Find this Story

Print, a form you can hold

Wireless download to your Amazon Kindle

Look for a summary or analysis of this Story.

Enjoy this? Share it!

Lilybell And Thistledown, Or The Fairy Sleeping Beauty
by [?]

Once upon a time two little fairies went out into the world to seek their fortune. Thistledown wore a green suit, a purple cloak, a gay feather in his cap, and was as handsome an elf as one could wish to see. But he was not loved in Fairyland; for, like the flower whose name and colors he wore, many faults like sharp prickles were hidden under his fine clothes. He was idle, selfish, and cruel, and cared for nothing but his own pleasure and comfort, as we shall see.

His little friend Lilybell was very different, for she was so kind and good every one loved her. She spent her time trying to undo the mischief naughty Thistle did, and that was why she followed him now, because she was afraid he would get into trouble and need some one to help him.

Side by side they flew over hill and dale till they came to a pleasant garden.

“I am tired and hungry,” said Thistle; “let us rest here and see what fun is going on.”

“Now, dear Thistle, be kind and gentle, and make friends among these flowers. See how they spread their leaves for our beds, and offer us their honey to eat, and their dew to bathe in. It would be very wrong to treat them badly after such a welcome as this,” answered Lilybell, as she lay down to sleep in the deep cup of one of her own flowers, as if in a little bed hung with white curtains.

Thistle laughed and flew off to find the tulips, for he liked splendid flowers and lived like a king. First he robbed the violets of their honey, and shook the blue-bells roughly to get all their dew for his bath. Then he ruffled many leaves before his bed suited him, and after a short nap was up and away having what he called fun. He chased the butterflies and hurt them with the sharp thorn he carried for a sword; he broke the cobwebs laid to bleach on the grass for fairy cloth; he pushed the little birds out of the nest and killed them; he stole pollen from the busy bees, and laughed to see them patiently begin to fill their little bags again. At last he came to a lovely rose-tree with one open flower and a little bud.

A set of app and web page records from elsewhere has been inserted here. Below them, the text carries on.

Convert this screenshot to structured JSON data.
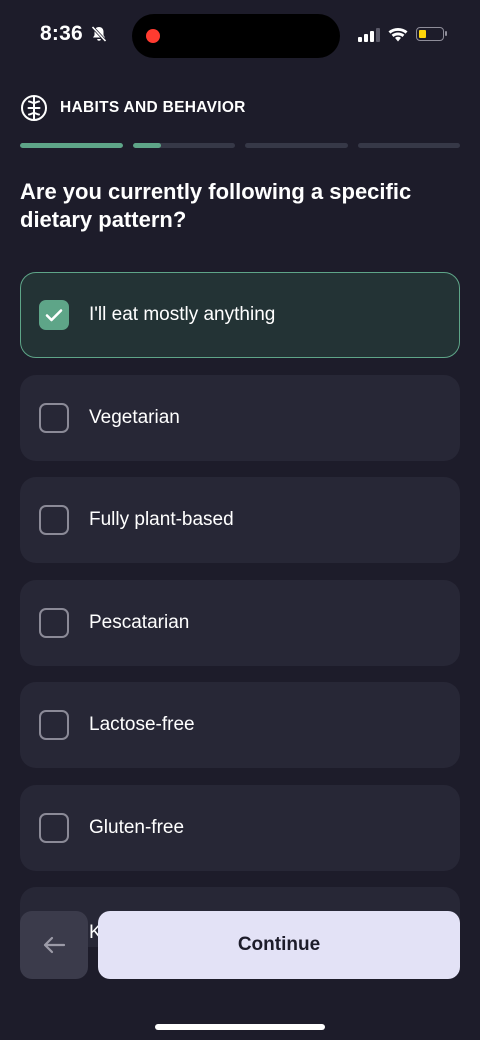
{
  "status_bar": {
    "time": "8:36",
    "icons": [
      "bell-slash-icon",
      "recording-dot-icon",
      "signal-icon",
      "wifi-icon",
      "battery-icon"
    ],
    "battery_color": "#ffd60a",
    "recording_color": "#ff3b30"
  },
  "header": {
    "icon": "brain-icon",
    "title": "HABITS AND BEHAVIOR"
  },
  "progress": {
    "segments": 4,
    "segment_fill": [
      1,
      0.28,
      0,
      0
    ],
    "fill_color": "#5ea588"
  },
  "question": "Are you currently following a specific dietary pattern?",
  "options": [
    {
      "label": "I'll eat mostly anything",
      "checked": true
    },
    {
      "label": "Vegetarian",
      "checked": false
    },
    {
      "label": "Fully plant-based",
      "checked": false
    },
    {
      "label": "Pescatarian",
      "checked": false
    },
    {
      "label": "Lactose-free",
      "checked": false
    },
    {
      "label": "Gluten-free",
      "checked": false
    },
    {
      "label": "K",
      "checked": false
    }
  ],
  "footer": {
    "back_icon": "arrow-left-icon",
    "continue_label": "Continue"
  },
  "colors": {
    "background": "#1d1c2a",
    "card": "#272736",
    "selected_card": "#233335",
    "accent": "#5ea588",
    "continue_bg": "#e3e2f6"
  }
}
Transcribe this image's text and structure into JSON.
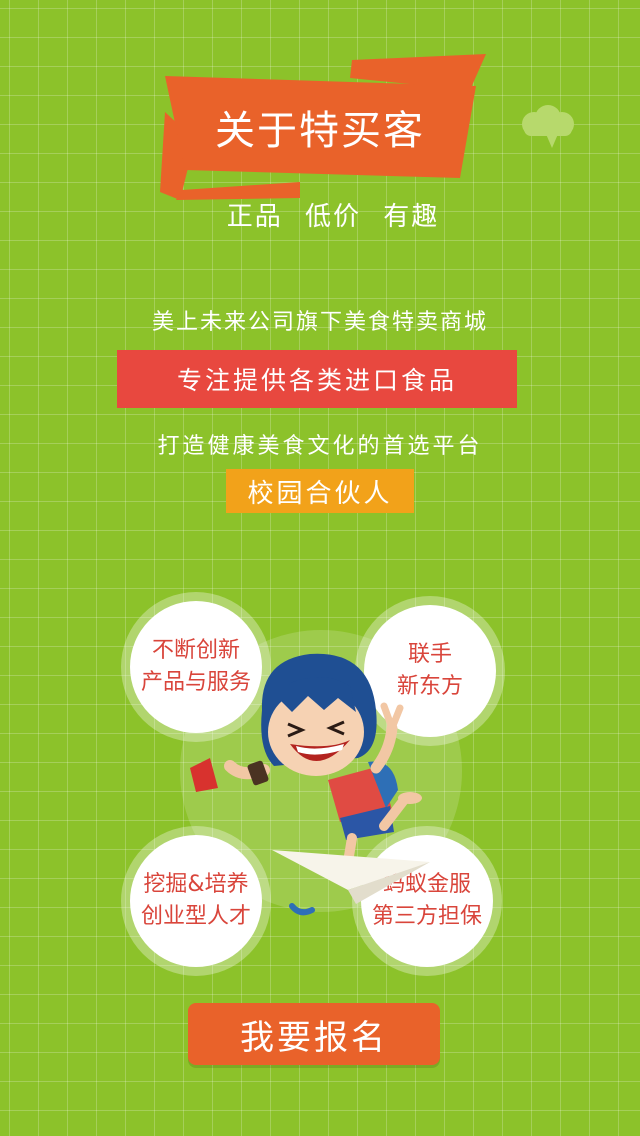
{
  "header": {
    "title": "关于特买客",
    "tagline": [
      "正品",
      "低价",
      "有趣"
    ]
  },
  "intro": {
    "line1": "美上未来公司旗下美食特卖商城",
    "highlight": "专注提供各类进口食品",
    "line3": "打造健康美食文化的首选平台",
    "badge": "校园合伙人"
  },
  "features": [
    {
      "line1": "不断创新",
      "line2": "产品与服务"
    },
    {
      "line1": "联手",
      "line2": "新东方"
    },
    {
      "line1": "挖掘&培养",
      "line2": "创业型人才"
    },
    {
      "line1": "蚂蚁金服",
      "line2": "第三方担保"
    }
  ],
  "cta": {
    "label": "我要报名"
  },
  "colors": {
    "background": "#8cc22a",
    "banner": "#e9622a",
    "highlight_box": "#e8483f",
    "badge_box": "#f2a21a",
    "feature_text": "#d9453b"
  },
  "icons": [
    "speech-cloud-icon",
    "mascot-illustration",
    "paper-plane-icon"
  ]
}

“Why are you so slow about blooming, baby rose? You are too old to be rocked in your green cradle any longer. Come out and play with me,” said Thistle, as he perched on the tree ready for more mischief.

“No, my little bud is not strong enough to meet the sun and air yet,” answered the rose-mother, bending over her baby, while all her red leaves trembled with fear, for the wind had told her the harm this cruel fairy had been doing in the garden.

“You silly flower, to wait so long. See how quickly I will make the ugly green bud a pretty pink rose,” cried Thistle, as he pulled open the folded bud so rudely that the little leaves fell all broken on the ground.

“It was my first and only one, and I was so fond and proud of it! Now you have killed it, cruel fairy, and I am all alone,” sobbed the mother, while her tears fell like rain on the poor bud fading in the hot sun.

Thistle was ashamed of himself, but he would not say he was sorry, and flew away to hunt a white moth, till clouds began to gather and a shower came on. Then he hurried back to the tulips for shelter, sure they would take him in because he had praised their gay colors, and they were vain flowers. But when he came all wet and cold begging to be covered, they laughed and shook their broad leaves till the drops fell on him faster than the rain and beat him down.